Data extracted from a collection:

-- Opening Marker --

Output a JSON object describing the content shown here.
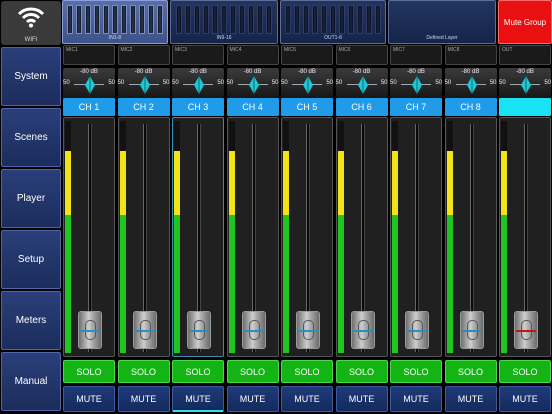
{
  "sidebar": {
    "wifi_label": "WIFI",
    "items": [
      {
        "label": "System"
      },
      {
        "label": "Scenes"
      },
      {
        "label": "Player"
      },
      {
        "label": "Setup"
      },
      {
        "label": "Meters"
      },
      {
        "label": "Manual"
      }
    ]
  },
  "banks": [
    {
      "label": "IN1-8",
      "active": true
    },
    {
      "label": "IN9-16",
      "active": false
    },
    {
      "label": "OUT1-8",
      "active": false
    },
    {
      "label": "Defined Layer",
      "active": false
    }
  ],
  "mute_group_label": "Mute Group",
  "colors": {
    "channel_name": "#1f9bea",
    "solo": "#15b415",
    "mute": "#1f3a78",
    "mute_group": "#e81010",
    "meter_yellow": "#f1e515",
    "meter_green": "#21c421"
  },
  "channels": [
    {
      "source": "MIC1",
      "db": "-80 dB",
      "pan_left": "50",
      "pan_right": "50",
      "name": "CH 1",
      "solo": "SOLO",
      "mute": "MUTE"
    },
    {
      "source": "MIC2",
      "db": "-80 dB",
      "pan_left": "50",
      "pan_right": "50",
      "name": "CH 2",
      "solo": "SOLO",
      "mute": "MUTE"
    },
    {
      "source": "MIC3",
      "db": "-80 dB",
      "pan_left": "50",
      "pan_right": "50",
      "name": "CH 3",
      "solo": "SOLO",
      "mute": "MUTE"
    },
    {
      "source": "MIC4",
      "db": "-80 dB",
      "pan_left": "50",
      "pan_right": "50",
      "name": "CH 4",
      "solo": "SOLO",
      "mute": "MUTE"
    },
    {
      "source": "MIC5",
      "db": "-80 dB",
      "pan_left": "50",
      "pan_right": "50",
      "name": "CH 5",
      "solo": "SOLO",
      "mute": "MUTE"
    },
    {
      "source": "MIC6",
      "db": "-80 dB",
      "pan_left": "50",
      "pan_right": "50",
      "name": "CH 6",
      "solo": "SOLO",
      "mute": "MUTE"
    },
    {
      "source": "MIC7",
      "db": "-80 dB",
      "pan_left": "50",
      "pan_right": "50",
      "name": "CH 7",
      "solo": "SOLO",
      "mute": "MUTE"
    },
    {
      "source": "MIC8",
      "db": "-80 dB",
      "pan_left": "50",
      "pan_right": "50",
      "name": "CH 8",
      "solo": "SOLO",
      "mute": "MUTE"
    }
  ],
  "output": {
    "source": "OUT",
    "db": "-80 dB",
    "pan_left": "50",
    "pan_right": "50",
    "name": "",
    "solo": "SOLO",
    "mute": "MUTE"
  }
}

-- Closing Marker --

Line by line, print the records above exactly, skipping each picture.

REPLY TO THE TASK.
Output a JSON object describing the content shown here.
{
  "sidebar": {
    "wifi_label": "WIFI",
    "items": [
      {
        "label": "System"
      },
      {
        "label": "Scenes"
      },
      {
        "label": "Player"
      },
      {
        "label": "Setup"
      },
      {
        "label": "Meters"
      },
      {
        "label": "Manual"
      }
    ]
  },
  "banks": [
    {
      "label": "IN1-8",
      "active": true
    },
    {
      "label": "IN9-16",
      "active": false
    },
    {
      "label": "OUT1-8",
      "active": false
    },
    {
      "label": "Defined Layer",
      "active": false
    }
  ],
  "mute_group_label": "Mute Group",
  "colors": {
    "channel_name": "#1f9bea",
    "solo": "#15b415",
    "mute": "#1f3a78",
    "mute_group": "#e81010",
    "meter_yellow": "#f1e515",
    "meter_green": "#21c421"
  },
  "channels": [
    {
      "source": "MIC1",
      "db": "-80 dB",
      "pan_left": "50",
      "pan_right": "50",
      "name": "CH 1",
      "solo": "SOLO",
      "mute": "MUTE"
    },
    {
      "source": "MIC2",
      "db": "-80 dB",
      "pan_left": "50",
      "pan_right": "50",
      "name": "CH 2",
      "solo": "SOLO",
      "mute": "MUTE"
    },
    {
      "source": "MIC3",
      "db": "-80 dB",
      "pan_left": "50",
      "pan_right": "50",
      "name": "CH 3",
      "solo": "SOLO",
      "mute": "MUTE"
    },
    {
      "source": "MIC4",
      "db": "-80 dB",
      "pan_left": "50",
      "pan_right": "50",
      "name": "CH 4",
      "solo": "SOLO",
      "mute": "MUTE"
    },
    {
      "source": "MIC5",
      "db": "-80 dB",
      "pan_left": "50",
      "pan_right": "50",
      "name": "CH 5",
      "solo": "SOLO",
      "mute": "MUTE"
    },
    {
      "source": "MIC6",
      "db": "-80 dB",
      "pan_left": "50",
      "pan_right": "50",
      "name": "CH 6",
      "solo": "SOLO",
      "mute": "MUTE"
    },
    {
      "source": "MIC7",
      "db": "-80 dB",
      "pan_left": "50",
      "pan_right": "50",
      "name": "CH 7",
      "solo": "SOLO",
      "mute": "MUTE"
    },
    {
      "source": "MIC8",
      "db": "-80 dB",
      "pan_left": "50",
      "pan_right": "50",
      "name": "CH 8",
      "solo": "SOLO",
      "mute": "MUTE"
    }
  ],
  "output": {
    "source": "OUT",
    "db": "-80 dB",
    "pan_left": "50",
    "pan_right": "50",
    "name": "",
    "solo": "SOLO",
    "mute": "MUTE"
  }
}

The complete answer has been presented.